If you’ll throw around viewer rates of Internet porn then you’ll also have to acknowledge that fact that porn is the instigator of most modern technological advancement. But then you’ll also acknowledge that people watching porn online is irrelevant to online productivity; People watch porn IRL too but you don’t see anyone running around trying to discredit human existence in the three-dimensional world.
There’s the Millennials-are-told-we’re-special-snowflakes thing and this is another one of those longstanding weird, assumptive comparisons. Are you saying your parents were emotionally abusive and taught you that you’re worthless? Are you ok? Wait, who let you spy on my parents while they were raising me? Jesus, someone call the cops! First the cell phone girl and now my parents?!
Also, “rose-colored glasses” is a term usually used to describe nostalgia, kind of like the kind Oldasses see through as they remember a “simpler time” when they couldn’t Google a Kurt Vonnegut story.
Speaking of which! Scott told me, and Millennials-at-large, to Google Harrison Bergeron, because he assumes we wouldn’t be aware of the most famous Sci-Fi author ever nor his most popular short story, nor books and culture in general. Glossing over the outrageously perfect irony of that, I’ll leave it up to you to decide if we’re over the whole debate-with-unfounded-assumption thing yet.
In a rare moment of vulnerability, Scott said he has things like a spouse, children and a mortgage keeping him from devoting free time to things like simple research, so I’m going to pause my hatefire to tell him we’re really sorry and we’re with him in solidarity. That really sucks, I wish we could help you, but there is no sending the kid back, erasing the history between you and your spouse, or convincing the banks to forgive your soul-crushing debt. Looks like you’re forever a slave to something a little more sinister than the Internet:

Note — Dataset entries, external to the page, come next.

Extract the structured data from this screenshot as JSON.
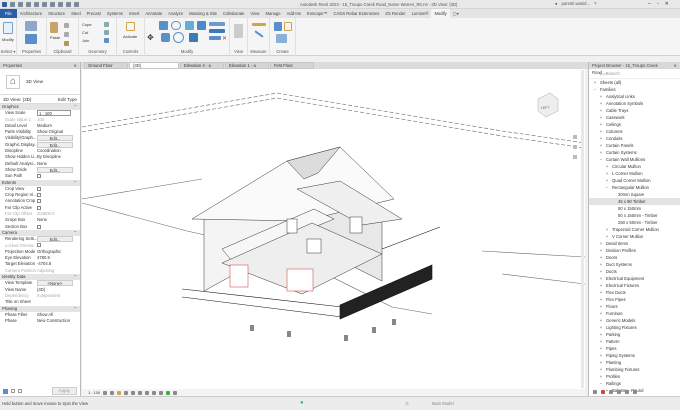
{
  "app": {
    "title": "Autodesk Revit 2023 - 15_Troupo Creek Road_Name Warren_R0.rvt - 3D View: {3D}",
    "user": "paresh.wanid...",
    "help": "?"
  },
  "menu_tabs": [
    "File",
    "Architecture",
    "Structure",
    "Steel",
    "Precast",
    "Systems",
    "Insert",
    "Annotate",
    "Analyze",
    "Massing & Site",
    "Collaborate",
    "View",
    "Manage",
    "Add-Ins",
    "Enscape™",
    "CADS Rebar Extensions",
    "ZS Render",
    "Lumion®",
    "Modify",
    "▢▾"
  ],
  "active_tab": "Modify",
  "ribbon": {
    "panels": [
      "Select ▾",
      "Properties",
      "Clipboard",
      "Geometry",
      "Controls",
      "Modify",
      "View",
      "Measure",
      "Create"
    ],
    "buttons": {
      "modify": "Modify",
      "paste": "Paste",
      "cope": "Cope",
      "cut": "Cut",
      "join": "Join",
      "activate": "Activate"
    }
  },
  "properties": {
    "header": "Properties",
    "type_name": "3D View",
    "selector": "3D View: {3D}",
    "edit_type": "Edit Type",
    "sections": [
      {
        "name": "Graphics",
        "rows": [
          {
            "k": "View Scale",
            "v": "1 : 100",
            "kind": "input"
          },
          {
            "k": "Scale Value  1:",
            "v": "100",
            "kind": "dim"
          },
          {
            "k": "Detail Level",
            "v": "Medium"
          },
          {
            "k": "Parts Visibility",
            "v": "Show Original"
          },
          {
            "k": "Visibility/Graph...",
            "v": "Edit...",
            "kind": "button"
          },
          {
            "k": "Graphic Display...",
            "v": "Edit...",
            "kind": "button"
          },
          {
            "k": "Discipline",
            "v": "Coordination"
          },
          {
            "k": "Show Hidden Li...",
            "v": "By Discipline"
          },
          {
            "k": "Default Analysi...",
            "v": "None"
          },
          {
            "k": "Show Grids",
            "v": "Edit...",
            "kind": "button"
          },
          {
            "k": "Sun Path",
            "v": "",
            "kind": "check"
          }
        ]
      },
      {
        "name": "Extents",
        "rows": [
          {
            "k": "Crop View",
            "v": "",
            "kind": "check"
          },
          {
            "k": "Crop Region Vi...",
            "v": "",
            "kind": "check"
          },
          {
            "k": "Annotation Crop",
            "v": "",
            "kind": "check"
          },
          {
            "k": "Far Clip Active",
            "v": "",
            "kind": "check"
          },
          {
            "k": "Far Clip Offset",
            "v": "304800.0",
            "kind": "dim"
          },
          {
            "k": "Scope Box",
            "v": "None"
          },
          {
            "k": "Section Box",
            "v": "",
            "kind": "check"
          }
        ]
      },
      {
        "name": "Camera",
        "rows": [
          {
            "k": "Rendering Setti...",
            "v": "Edit...",
            "kind": "button"
          },
          {
            "k": "Locked Orienta...",
            "v": "",
            "kind": "dimcheck"
          },
          {
            "k": "Projection Mode",
            "v": "Orthographic"
          },
          {
            "k": "Eye Elevation",
            "v": "4780.9"
          },
          {
            "k": "Target Elevation",
            "v": "-4704.8"
          },
          {
            "k": "Camera Position",
            "v": "Adjusting",
            "kind": "dim"
          }
        ]
      },
      {
        "name": "Identity Data",
        "rows": [
          {
            "k": "View Template",
            "v": "<None>",
            "kind": "button"
          },
          {
            "k": "View Name",
            "v": "{3D}"
          },
          {
            "k": "Dependency",
            "v": "Independent",
            "kind": "dim"
          },
          {
            "k": "Title on Sheet",
            "v": ""
          }
        ]
      },
      {
        "name": "Phasing",
        "rows": [
          {
            "k": "Phase Filter",
            "v": "Show All"
          },
          {
            "k": "Phase",
            "v": "New Construction"
          }
        ]
      }
    ],
    "apply": "Apply"
  },
  "view_tabs": [
    "Ground Floor",
    "{3D}",
    "Elevation 4 - a",
    "Elevation 1 - a",
    "First Floor"
  ],
  "active_view_tab": "{3D}",
  "view_control": {
    "scale": "1 : 100"
  },
  "viewcube": {
    "face": "LEFT"
  },
  "browser": {
    "header": "Project Browser - 15_Troupo Creek Road_...",
    "search_placeholder": "Search",
    "items": [
      {
        "label": "Sheets (all)",
        "sign": "+",
        "level": 0
      },
      {
        "label": "Families",
        "sign": "−",
        "level": 0
      },
      {
        "label": "Analytical Links",
        "sign": "+",
        "level": 1
      },
      {
        "label": "Annotation Symbols",
        "sign": "+",
        "level": 1
      },
      {
        "label": "Cable Trays",
        "sign": "+",
        "level": 1
      },
      {
        "label": "Casework",
        "sign": "+",
        "level": 1
      },
      {
        "label": "Ceilings",
        "sign": "+",
        "level": 1
      },
      {
        "label": "Columns",
        "sign": "+",
        "level": 1
      },
      {
        "label": "Conduits",
        "sign": "+",
        "level": 1
      },
      {
        "label": "Curtain Panels",
        "sign": "+",
        "level": 1
      },
      {
        "label": "Curtain Systems",
        "sign": "+",
        "level": 1
      },
      {
        "label": "Curtain Wall Mullions",
        "sign": "−",
        "level": 1
      },
      {
        "label": "Circular Mullion",
        "sign": "+",
        "level": 2
      },
      {
        "label": "L Corner Mullion",
        "sign": "+",
        "level": 2
      },
      {
        "label": "Quad Corner Mullion",
        "sign": "+",
        "level": 2
      },
      {
        "label": "Rectangular Mullion",
        "sign": "−",
        "level": 2
      },
      {
        "label": "30mm Square",
        "sign": "",
        "level": 3
      },
      {
        "label": "45 x 90 Timber",
        "sign": "",
        "level": 3,
        "selected": true
      },
      {
        "label": "50 x 150mm",
        "sign": "",
        "level": 3
      },
      {
        "label": "50 x 150mm - Timber",
        "sign": "",
        "level": 3
      },
      {
        "label": "250 x 50mm - Timber",
        "sign": "",
        "level": 3
      },
      {
        "label": "Trapezoid Corner Mullion",
        "sign": "+",
        "level": 2
      },
      {
        "label": "V Corner Mullion",
        "sign": "+",
        "level": 2
      },
      {
        "label": "Detail Items",
        "sign": "+",
        "level": 1
      },
      {
        "label": "Division Profiles",
        "sign": "+",
        "level": 1
      },
      {
        "label": "Doors",
        "sign": "+",
        "level": 1
      },
      {
        "label": "Duct Systems",
        "sign": "+",
        "level": 1
      },
      {
        "label": "Ducts",
        "sign": "+",
        "level": 1
      },
      {
        "label": "Electrical Equipment",
        "sign": "+",
        "level": 1
      },
      {
        "label": "Electrical Fixtures",
        "sign": "+",
        "level": 1
      },
      {
        "label": "Flex Ducts",
        "sign": "+",
        "level": 1
      },
      {
        "label": "Flex Pipes",
        "sign": "+",
        "level": 1
      },
      {
        "label": "Floors",
        "sign": "+",
        "level": 1
      },
      {
        "label": "Furniture",
        "sign": "+",
        "level": 1
      },
      {
        "label": "Generic Models",
        "sign": "+",
        "level": 1
      },
      {
        "label": "Lighting Fixtures",
        "sign": "+",
        "level": 1
      },
      {
        "label": "Parking",
        "sign": "+",
        "level": 1
      },
      {
        "label": "Pattern",
        "sign": "+",
        "level": 1
      },
      {
        "label": "Pipes",
        "sign": "+",
        "level": 1
      },
      {
        "label": "Piping Systems",
        "sign": "+",
        "level": 1
      },
      {
        "label": "Planting",
        "sign": "+",
        "level": 1
      },
      {
        "label": "Plumbing Fixtures",
        "sign": "+",
        "level": 1
      },
      {
        "label": "Profiles",
        "sign": "+",
        "level": 1
      },
      {
        "label": "Railings",
        "sign": "−",
        "level": 1
      },
      {
        "label": "Baluster - Round",
        "sign": "+",
        "level": 2
      }
    ]
  },
  "status": {
    "message": "Hold button and move mouse to Spin the View",
    "model": "Main Model",
    "zero": ":0"
  }
}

Not long ago I noticed a man repeatedly take out his checkbook and send away half his income for the privilege to live on the Earth on which he was born. He did it so frequently I became fascinated by his behavior. The checkbook would come out, he’d give it a quick flick of his pen, and then put it away – repeat, repeat, repeat. This went on for easily 30 years. I started timing the intervals when the checkbook was in his pocket. The longest – repeat, longest – stretch was 30 days. 30 days. That doesn’t leave much time for creativity. Now you could infer that he was making a life for his family or basically surviving, yet if he was expecting another bill, why did he keep putting the checkbook away? I suspect he was paying an unnecessarily inflated price that was inconsistent with the average salary of an average man, and I suspect people do this all the time.
I mean hey, I have relationships and bills too, buddy, but I’m not saying they’re more valid or time consuming than yours, am I? Roll back your haze of arrogant self-importance, please. I digress…
A “haze of arrogant self-importance” is what Scott says is the reason I assume humanity is both diverse in its intelligence and inherently good enough to participate in charity efforts. I’m not going to waste time diving into this blatantly paradoxical argument because frankly, it is embarrassing us both in front of an audience who expects a constructive discussion. Also, he disagrees with Einstein on how intelligence works, so now who’s arrogant?
What am I forgetting… Oh, yeah! He thinks Kickstarter isn’t doing well enough to warrant its existence, but I’m sure I don’t need to go into the beauty of the virtually infinite space of the Internet. I’m actually really unclear as to why Kickstarter’s failed projects are evidence to the Internet’s value so I’m going to assume he’s saying some things fail??? Yeah. And water is wet.
Whether or not each and every connected individual is using the web to “advance society” is irrelevant to whether the Internet is advancing society. Trends control themselves and if the trends of communication, education, social justice, etc is headed in a positive direction, then I don’t see why Scott can’t have his precious porn.